Liquidators appointed after Leeds United entered administration almost 12 years ago have finally dissolved the original company which owned the club - with less than £750,000 paid to unsecured creditors.
Leeds United Association Football Club Limited, the firm established when the club were formed in 1920, was formally liquidated last month after KPMG filed its last report with Companies House.
KPMG oversaw Leeds’ insolvency in 2007 and was given the job of winding up the company which entered administration following the transfer of ownership of United to a new firm, Leeds United 2007 Ltd.
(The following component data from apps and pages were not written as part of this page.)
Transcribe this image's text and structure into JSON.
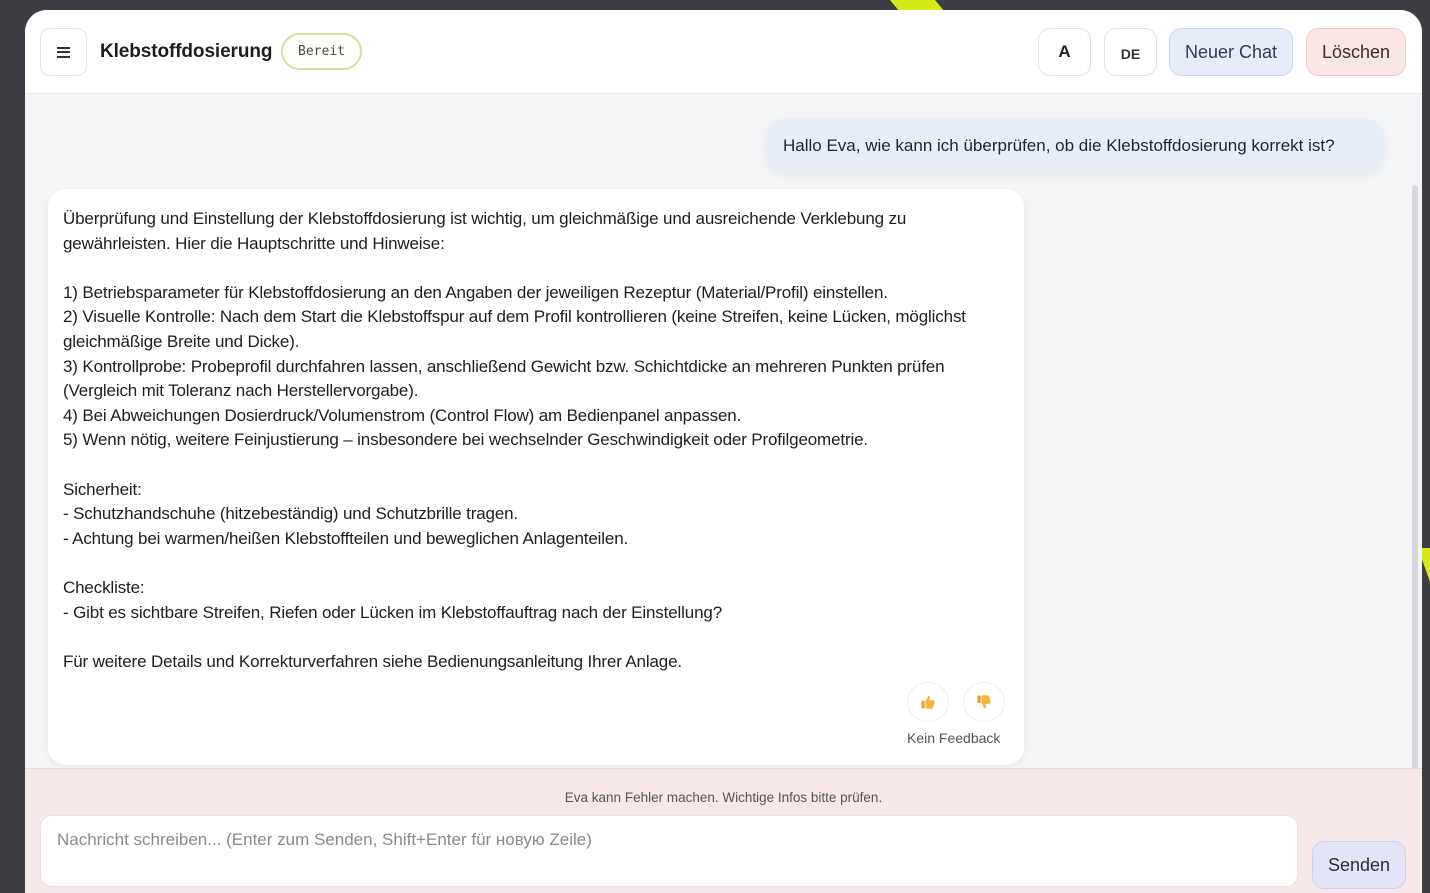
{
  "header": {
    "title": "Klebstoffdosierung",
    "status": "Bereit",
    "font_button": "A",
    "lang_button": "DE",
    "new_chat": "Neuer Chat",
    "delete": "Löschen"
  },
  "chat": {
    "user_message": "Hallo Eva, wie kann ich überprüfen, ob die Klebstoffdosierung korrekt ist?",
    "assistant_message": "Überprüfung und Einstellung der Klebstoffdosierung ist wichtig, um gleichmäßige und ausreichende Verklebung zu gewährleisten. Hier die Hauptschritte und Hinweise:\n\n1) Betriebsparameter für Klebstoffdosierung an den Angaben der jeweiligen Rezeptur (Material/Profil) einstellen.\n2) Visuelle Kontrolle: Nach dem Start die Klebstoffspur auf dem Profil kontrollieren (keine Streifen, keine Lücken, möglichst gleichmäßige Breite und Dicke).\n3) Kontrollprobe: Probeprofil durchfahren lassen, anschließend Gewicht bzw. Schichtdicke an mehreren Punkten prüfen (Vergleich mit Toleranz nach Herstellervorgabe).\n4) Bei Abweichungen Dosierdruck/Volumenstrom (Control Flow) am Bedienpanel anpassen.\n5) Wenn nötig, weitere Feinjustierung – insbesondere bei wechselnder Geschwindigkeit oder Profilgeometrie.\n\nSicherheit:\n- Schutzhandschuhe (hitzebeständig) und Schutzbrille tragen.\n- Achtung bei warmen/heißen Klebstoffteilen und beweglichen Anlagenteilen.\n\nCheckliste:\n- Gibt es sichtbare Streifen, Riefen oder Lücken im Klebstoffauftrag nach der Einstellung?\n\nFür weitere Details und Korrekturverfahren siehe Bedienungsanleitung Ihrer Anlage.",
    "thumbs_up_icon": "thumbs-up-icon",
    "thumbs_down_icon": "thumbs-down-icon",
    "feedback_label": "Kein Feedback"
  },
  "footer": {
    "disclaimer": "Eva kann Fehler machen. Wichtige Infos bitte prüfen.",
    "input_placeholder": "Nachricht schreiben... (Enter zum Senden, Shift+Enter für новую Zeile)",
    "send": "Senden"
  },
  "colors": {
    "accent": "#d7e81a",
    "status_border": "#cfe29e",
    "user_bubble": "#e7eefa",
    "delete_button": "#fbe6e6",
    "footer_bg": "#f7e9ea"
  }
}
The Elland Road club were declared insolvent during the reign of former chairman Ken Bates in May 2007, with total debts in excess of £30m.
During a complicated and much-criticised process, Bates agreed another takeover with KPMG and bought back the club after Leeds’ largest creditor, overshore firm Astor Investment Holdings, agreed to write off debts of more than £17m provided Bates retained control at Elland Road, despite the former Chelsea chairman stating that he had no connection to Astor.
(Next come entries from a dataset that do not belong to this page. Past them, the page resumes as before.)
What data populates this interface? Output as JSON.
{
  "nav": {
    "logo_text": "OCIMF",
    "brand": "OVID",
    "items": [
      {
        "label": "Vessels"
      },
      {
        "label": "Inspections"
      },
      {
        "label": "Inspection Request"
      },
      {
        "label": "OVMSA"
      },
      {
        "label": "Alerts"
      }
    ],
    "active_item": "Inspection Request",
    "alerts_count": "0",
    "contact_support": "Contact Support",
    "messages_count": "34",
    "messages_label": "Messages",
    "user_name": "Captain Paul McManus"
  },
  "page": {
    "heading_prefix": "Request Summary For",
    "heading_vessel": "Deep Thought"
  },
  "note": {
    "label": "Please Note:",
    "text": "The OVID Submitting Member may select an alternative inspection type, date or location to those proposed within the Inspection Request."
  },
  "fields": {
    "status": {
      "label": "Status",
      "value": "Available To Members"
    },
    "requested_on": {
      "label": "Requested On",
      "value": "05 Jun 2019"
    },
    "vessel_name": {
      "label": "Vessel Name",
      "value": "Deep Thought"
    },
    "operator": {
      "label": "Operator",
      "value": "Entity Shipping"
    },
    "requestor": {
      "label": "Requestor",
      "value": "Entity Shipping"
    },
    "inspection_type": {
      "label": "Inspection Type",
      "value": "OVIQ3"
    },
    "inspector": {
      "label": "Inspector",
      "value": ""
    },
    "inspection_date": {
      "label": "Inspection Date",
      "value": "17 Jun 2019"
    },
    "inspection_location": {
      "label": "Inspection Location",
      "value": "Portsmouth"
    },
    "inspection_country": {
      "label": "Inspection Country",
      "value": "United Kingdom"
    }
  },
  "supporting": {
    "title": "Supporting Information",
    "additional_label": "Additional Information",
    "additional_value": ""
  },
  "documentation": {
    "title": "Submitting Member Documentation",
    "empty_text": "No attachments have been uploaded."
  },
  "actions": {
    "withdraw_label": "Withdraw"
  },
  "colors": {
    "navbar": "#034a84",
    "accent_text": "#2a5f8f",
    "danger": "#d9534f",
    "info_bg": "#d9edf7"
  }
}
The rules of the EFL required Leeds to pay any football debts in full but the final report filed by KPMG on February 18 revealed that of more than £18.5m of claims made by unsecured creditors, a total of £745,568 was repaid.
The document, meanwhile, declared KPMG’s “time costs” for handling the liquidation as £548,751 and said the firm had so far been paid £499,008. The total cost of the process was almost £1m.